Following a defiant seventh-round knockout of previously unbeaten Jose Pedraza (22-1, 12...
Drawing A Line In The San Diego Sand
While a deal is not imminent, a possibility exists that Jackson has played his last down in a Chargers uniform.
According to a source, the Seattle Seahawks were involved in trade talks that ended up going nowhere because the Chargers declined Seattle’s compensation package.
The latest party of interest is the Washington Redskins, a team the same source said is enamored with the prospect of giving new quarterback Donovan McNabb a receiver of Jackson’s caliber.
New Redskins coach Mike Shanahan known to be a big fan of Jackson after facing him repeatedly while coaching the Denver Broncos.
It’s also known that the Broncos have great respect for the Colorado native’s abilities and they could be a suitor, although it seems highly unlikely that the Chargers would trade such a commodity within the division.
While Jackson could be had by another team, a trade is not a given. The Chargers will want quality compensation, which will include a high draft pick, an established veteran or both.
Also, a team acquiring Jackson would have to lock him up long term. It would take a deal slightly above the four-year, $47.5 million contract given to Brandon Marshall, which included $24 million in guaranteed money.
Marshall was dealt from Denver to Miami for a pair of second-round picks.
Whether a similar deal would be acceptable to the Chargers remains unknown.
General manager A.J. Smith has been on vacation since last week.
The possibility of trading Jackson seemed preposterous following the 2009 season, when Jackson earned Pro Bowl honors and recorded his second straight 1,000-yard season. That’s true, even though he’s scheduled for a one- to four-game suspension after violating the league’s substance abuse policy.
But contract squabbles stemming from his status as a restricted free agent and the Chargers reluctance to give him anything beyond a one-year contract tender worth roughly $3 million.
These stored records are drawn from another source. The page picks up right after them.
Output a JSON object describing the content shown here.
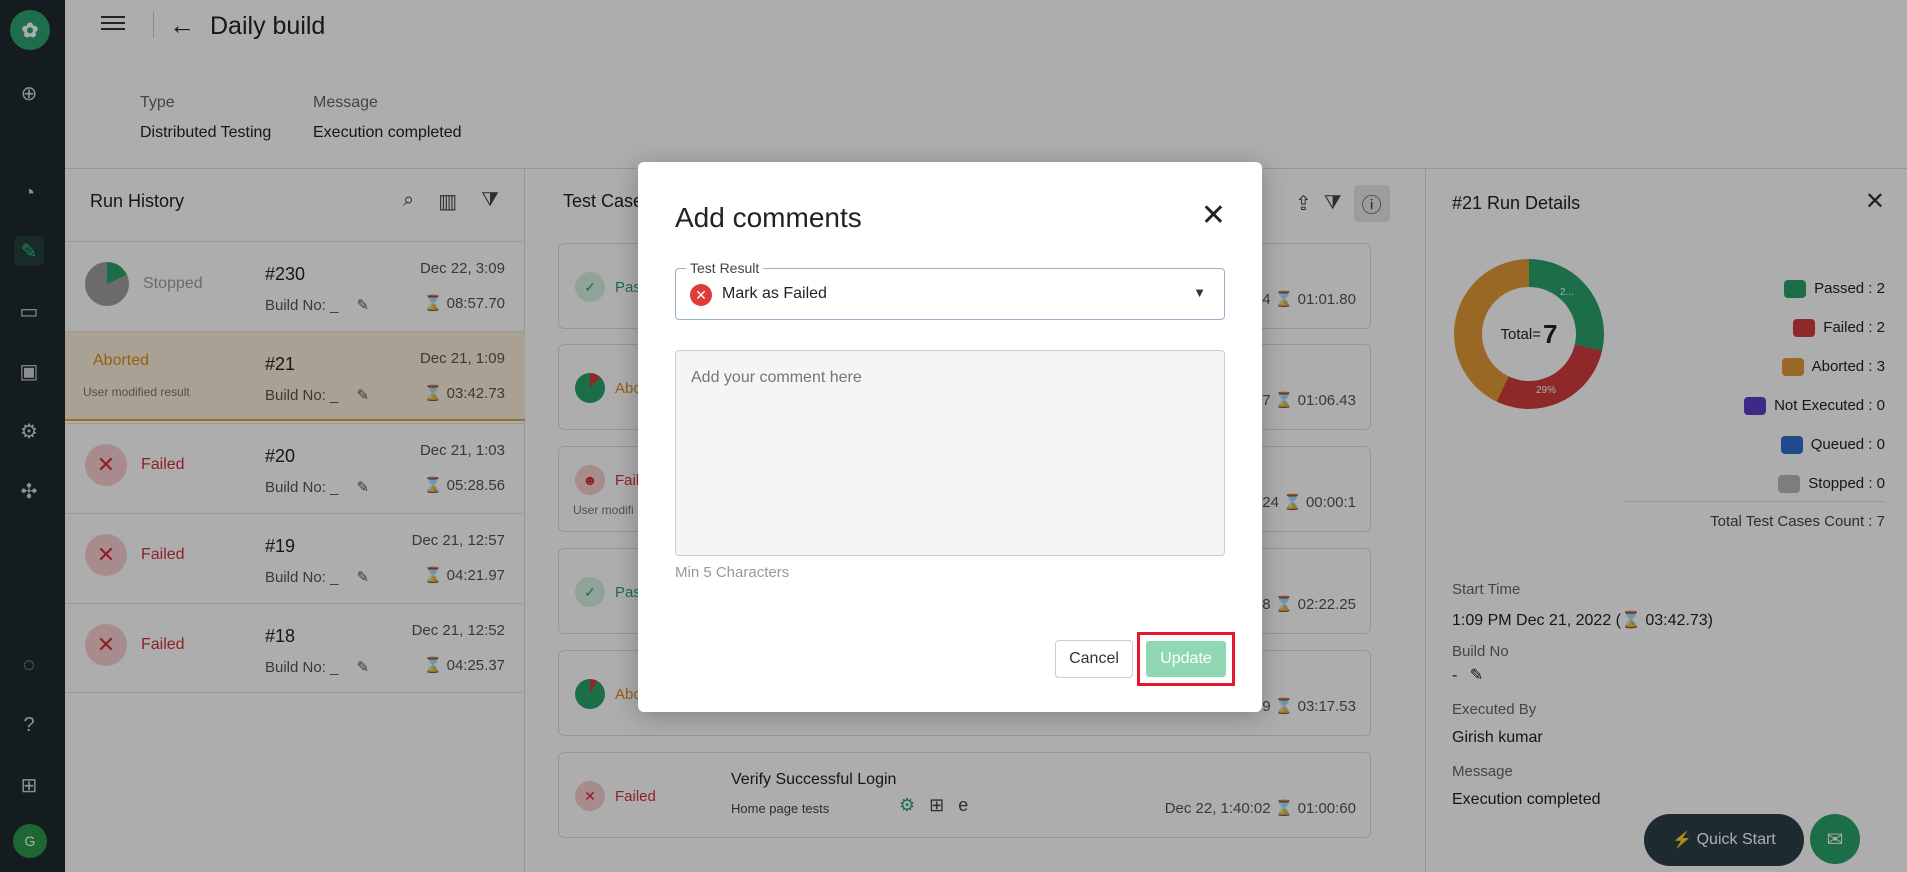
{
  "header": {
    "title": "Daily build",
    "type_label": "Type",
    "type_value": "Distributed Testing",
    "message_label": "Message",
    "message_value": "Execution completed"
  },
  "rail": {
    "avatar_initial": "G"
  },
  "run_history": {
    "title": "Run History",
    "items": [
      {
        "status": "Stopped",
        "sub": "",
        "number": "#230",
        "build": "Build No: _",
        "date": "Dec 22, 3:09",
        "duration": "08:57.70"
      },
      {
        "status": "Aborted",
        "sub": "User modified result",
        "number": "#21",
        "build": "Build No: _",
        "date": "Dec 21, 1:09",
        "duration": "03:42.73"
      },
      {
        "status": "Failed",
        "sub": "",
        "number": "#20",
        "build": "Build No: _",
        "date": "Dec 21, 1:03",
        "duration": "05:28.56"
      },
      {
        "status": "Failed",
        "sub": "",
        "number": "#19",
        "build": "Build No: _",
        "date": "Dec 21, 12:57",
        "duration": "04:21.97"
      },
      {
        "status": "Failed",
        "sub": "",
        "number": "#18",
        "build": "Build No: _",
        "date": "Dec 21, 12:52",
        "duration": "04:25.37"
      }
    ]
  },
  "test_cases": {
    "title": "Test Case",
    "cards": [
      {
        "status": "Pass",
        "sub": "",
        "right": "14 ⌛ 01:01.80"
      },
      {
        "status": "Abo",
        "sub": "",
        "right": "17 ⌛ 01:06.43"
      },
      {
        "status": "Faile",
        "sub": "User modifi",
        "right": "3:24 ⌛ 00:00:1"
      },
      {
        "status": "Pass",
        "sub": "",
        "right": "58 ⌛ 02:22.25"
      },
      {
        "status": "Abo",
        "sub": "",
        "right": "59 ⌛ 03:17.53"
      },
      {
        "status": "Failed",
        "sub": "",
        "name": "Verify Successful Login",
        "suite": "Home page tests",
        "right": "Dec 22, 1:40:02 ⌛ 01:00:60"
      }
    ]
  },
  "details": {
    "title": "#21 Run Details",
    "total_label": "Total=",
    "total_value": "7",
    "slice_label_passed": "2...",
    "slice_label_failed": "29%",
    "legend": [
      {
        "label": "Passed : 2",
        "color": "#2aa36b"
      },
      {
        "label": "Failed : 2",
        "color": "#d33b3b"
      },
      {
        "label": "Aborted : 3",
        "color": "#e09a35"
      },
      {
        "label": "Not Executed : 0",
        "color": "#5b3fc4"
      },
      {
        "label": "Queued : 0",
        "color": "#2f6fd1"
      },
      {
        "label": "Stopped : 0",
        "color": "#b8b8b8"
      }
    ],
    "total_count": "Total Test Cases Count : 7",
    "start_time_label": "Start Time",
    "start_time_value": "1:09 PM Dec 21, 2022  (⌛ 03:42.73)",
    "build_no_label": "Build No",
    "build_no_value": "-",
    "executed_by_label": "Executed By",
    "executed_by_value": "Girish kumar",
    "message_label": "Message",
    "message_value": "Execution completed",
    "quick_start": "Quick Start"
  },
  "modal": {
    "title": "Add comments",
    "field_label": "Test Result",
    "field_value": "Mark as Failed",
    "comment_placeholder": "Add your comment here",
    "hint": "Min 5 Characters",
    "cancel": "Cancel",
    "update": "Update"
  }
}
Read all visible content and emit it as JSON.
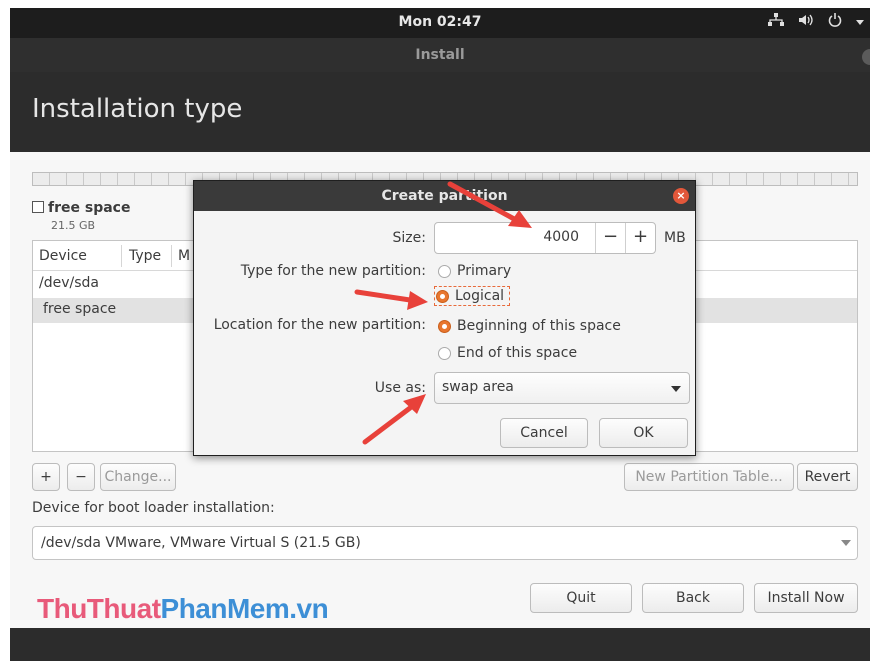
{
  "topbar": {
    "clock": "Mon 02:47",
    "network_icon": "network-icon",
    "volume_icon": "volume-icon",
    "power_icon": "power-icon"
  },
  "window": {
    "title": "Install",
    "heading": "Installation type"
  },
  "free_space": {
    "label": "free space",
    "size": "21.5 GB"
  },
  "table": {
    "columns": [
      "Device",
      "Type",
      "M"
    ],
    "rows": [
      "/dev/sda",
      "free space"
    ]
  },
  "buttons": {
    "add": "+",
    "remove": "−",
    "change": "Change...",
    "new_partition_table": "New Partition Table...",
    "revert": "Revert",
    "quit": "Quit",
    "back": "Back",
    "install_now": "Install Now"
  },
  "boot_loader": {
    "label": "Device for boot loader installation:",
    "value": "/dev/sda VMware, VMware Virtual S (21.5 GB)"
  },
  "watermark": {
    "part1": "ThuThuat",
    "part2": "PhanMem",
    "part3": ".vn"
  },
  "dialog": {
    "title": "Create partition",
    "size_label": "Size:",
    "size_value": "4000",
    "size_unit": "MB",
    "minus": "−",
    "plus": "+",
    "type_label": "Type for the new partition:",
    "type_options": [
      "Primary",
      "Logical"
    ],
    "type_selected": "Logical",
    "location_label": "Location for the new partition:",
    "location_options": [
      "Beginning of this space",
      "End of this space"
    ],
    "location_selected": "Beginning of this space",
    "use_as_label": "Use as:",
    "use_as_value": "swap area",
    "cancel": "Cancel",
    "ok": "OK"
  },
  "colors": {
    "accent": "#e8762e",
    "annotation_arrow": "#e8413a",
    "watermark_pink": "#e85a7a",
    "watermark_blue": "#3d8fd6"
  }
}
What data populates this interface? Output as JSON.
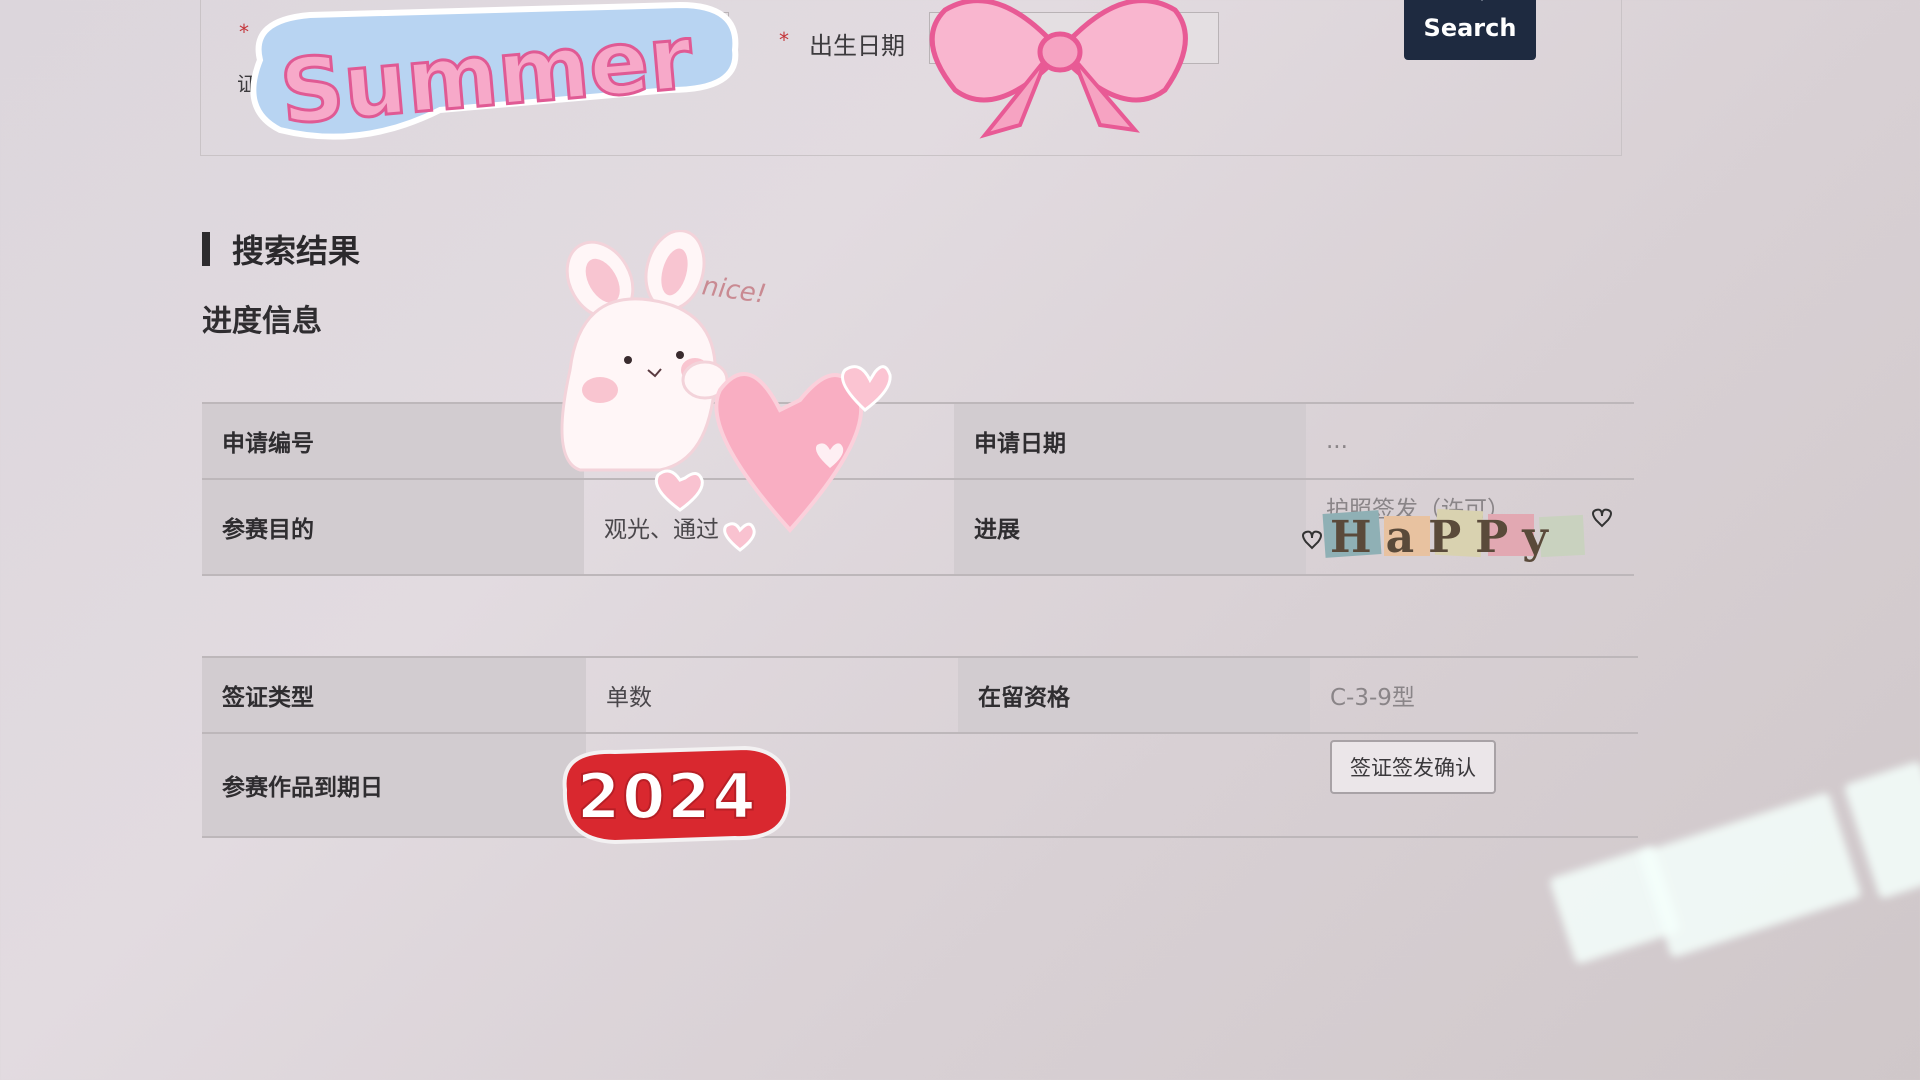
{
  "search": {
    "birth_date_label": "出生日期",
    "second_field_label_fragment": "证",
    "search_button_label": "Search"
  },
  "results": {
    "section_title": "搜索结果",
    "subsection_title": "进度信息",
    "table1": {
      "rows": [
        {
          "label_left": "申请编号",
          "value_left": "",
          "label_right": "申请日期",
          "value_right": "..."
        },
        {
          "label_left": "参赛目的",
          "value_left": "观光、通过",
          "label_right": "进展",
          "value_right": "护照签发（许可）"
        }
      ]
    },
    "table2": {
      "rows": [
        {
          "label_left": "签证类型",
          "value_left": "单数",
          "label_right": "在留资格",
          "value_right": "C-3-9型"
        },
        {
          "label_left": "参赛作品到期日",
          "value_left": "",
          "label_right": "",
          "button_label": "签证签发确认"
        }
      ]
    }
  },
  "stickers": {
    "summer_text": "Summer",
    "nice_text": "nice!",
    "happy_text": "HaPPy",
    "year_text": "2024"
  },
  "colors": {
    "search_button_bg": "#1e2a40",
    "required_star": "#c4353a",
    "label_cell_bg": "#d2ccd0",
    "sticker_pink": "#f07aa8",
    "year_red": "#d9282f"
  }
}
The Chargers reduced the offer by nearly $2.5 million last month, virtually ensuring that Jackson won’t report until Week 10 of the regular season or beyond.
Left tackle Marcus McNeill is following Jackson’s path in terms of withholding services, but a source confirmed that the Chargers are not considering offers for him. They’ll keep McNeill in hopes of eventually mending fences and working out a long-term deal.